Second this coffee shop had prosciutto and cheese panninis for 2.50 Euros.  Another stupendous deal.  Of course we had two additional cappuccinos as well.  

Energy restored we made it to the viewpoint at Quirinal Piazza.  The view turned out to be disappointing.  However there was a museum on the corner advertising a Vermeer exhibit.  On a whim we decided to go.  The museum did not have “The Girl with the Pearl Earring" but the art was, nonetheless,  well worth seeing.  

And then, upon exiting the exhibit, the view.  Oh the view!  Floor to ceiling windows with a panoramic view of the city.  That was what I was looking for.     

Finally it was home for a well deserved nap.  The older kids and Papa fell immediately asleep.  Little took a shower until the hot water ran out (and never returned).  Then Little and I snuck out for some private girl (aka gelato) time.  

After returning to the apartment Little also fell asleep. The timing wasn’t great as we had night tickets to the Vatican Museums -- our reservations at 7:00 pm.  The whole family was somewhat crabby and not thrilled with me for a) waking them up and b) taking them on another forced march.  
I’d not been to the Vatican Museums and thought they were just around the corner from the Vatican.  No. They were around the corner and another and another.  In other words the walk was MUCH longer than I had anticipated.  After you saying "just five more minutes" repeatedly I began to lose credibility.
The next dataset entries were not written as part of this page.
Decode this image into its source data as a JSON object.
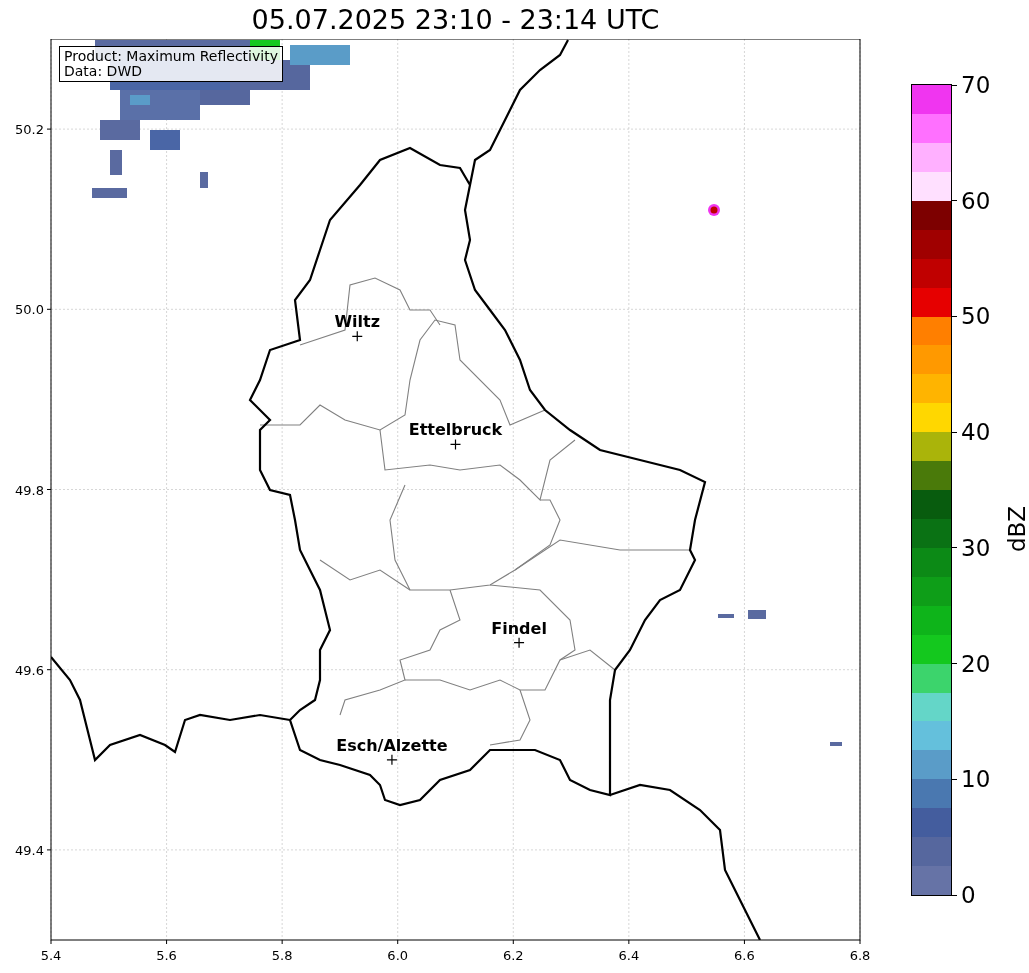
{
  "map": {
    "title": "05.07.2025 23:10 - 23:14 UTC",
    "x_ticks": [
      "5.4",
      "5.6",
      "5.8",
      "6.0",
      "6.2",
      "6.4",
      "6.6",
      "6.8"
    ],
    "y_ticks": [
      "50.2",
      "50.0",
      "49.8",
      "49.6",
      "49.4"
    ],
    "cities": [
      {
        "name": "Wiltz"
      },
      {
        "name": "Ettelbruck"
      },
      {
        "name": "Findel"
      },
      {
        "name": "Esch/Alzette"
      }
    ],
    "info_box": [
      "Product: Maximum Reflectivity",
      "Data: DWD"
    ]
  },
  "colorbar": {
    "label": "dBZ",
    "ticks": [
      "70",
      "60",
      "50",
      "40",
      "30",
      "20",
      "10",
      "0"
    ],
    "levels": [
      {
        "color": "#6673a6"
      },
      {
        "color": "#56679e"
      },
      {
        "color": "#445d9e"
      },
      {
        "color": "#4a78b0"
      },
      {
        "color": "#5a9cc8"
      },
      {
        "color": "#64c0dc"
      },
      {
        "color": "#64d6c8"
      },
      {
        "color": "#3cd46c"
      },
      {
        "color": "#14c81e"
      },
      {
        "color": "#0eb41a"
      },
      {
        "color": "#0e9e18"
      },
      {
        "color": "#0c8a16"
      },
      {
        "color": "#0a7214"
      },
      {
        "color": "#085c0e"
      },
      {
        "color": "#4a7a0a"
      },
      {
        "color": "#aab40a"
      },
      {
        "color": "#ffd700"
      },
      {
        "color": "#ffb400"
      },
      {
        "color": "#ff9900"
      },
      {
        "color": "#ff7f00"
      },
      {
        "color": "#e60000"
      },
      {
        "color": "#c00000"
      },
      {
        "color": "#a00000"
      },
      {
        "color": "#7d0000"
      },
      {
        "color": "#ffe0ff"
      },
      {
        "color": "#ffb0ff"
      },
      {
        "color": "#ff70ff"
      },
      {
        "color": "#f035f0"
      }
    ]
  }
}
And for good reason.    

When we finally arrived at the museum there was a looooong line.  Now I’d read the guidebooks and understood that this line was full of people with reservations and would move quickly.  Try convincing tired grouchy people of said fact after your credibility has taken a hit.  Not an easy task.  The moaning and groaning was heard all the way over at the Colosseum.   

Once we got inside most of the grumbling disappeared.  How can one not be mesmerized by the floor to ceiling art?  We decided not to push our luck by doing too much (there are multiple museums to visit) and headed straight for the Sistine Chapel.  

We sat on benches around the perimeter and starred up at the ceiling.  The kids, had all, in one form or another, seen the depiction of Michelangelo's “The Creation of Adam.”  But, until this trip, had never known where it came from.  So, yes, they did learn something while out of school.  

We finished our tour around 8:30 pm, and again knowing not to push things with tired kids, we took a taxi home.  Taxis in Rome don’t fit five people -- four at the most.  The first two taxi drivers refused to take all of us.  The third let us squish though he did take us to the far side of the piazza thus increasing his fare.  At this point in our trip it was well worth it.  

We ate dinner at a great pizza place just outside of the Piazza Navona, stopped for more gelato*, and called it a night.  

And that ended our time in Rome.  

The next installment?  

Renting a car and getting the hell out of dodge (aka driving in the big city complete with cutting people off, gesturing and obscenities).  

*** *** ***

*Gelato comes in many flavors.  The most exotic?  Viagra.  And I am dead serious.  Tell me -- who orders that?  



Angelique said...

Haha, that last comment ;-) I wish I were there!

sue maasch said...

viagra gelato is what used to be called puffo (italian for smurf). is bubble gum flavored. and viagra is the same color, apparently....bizarre.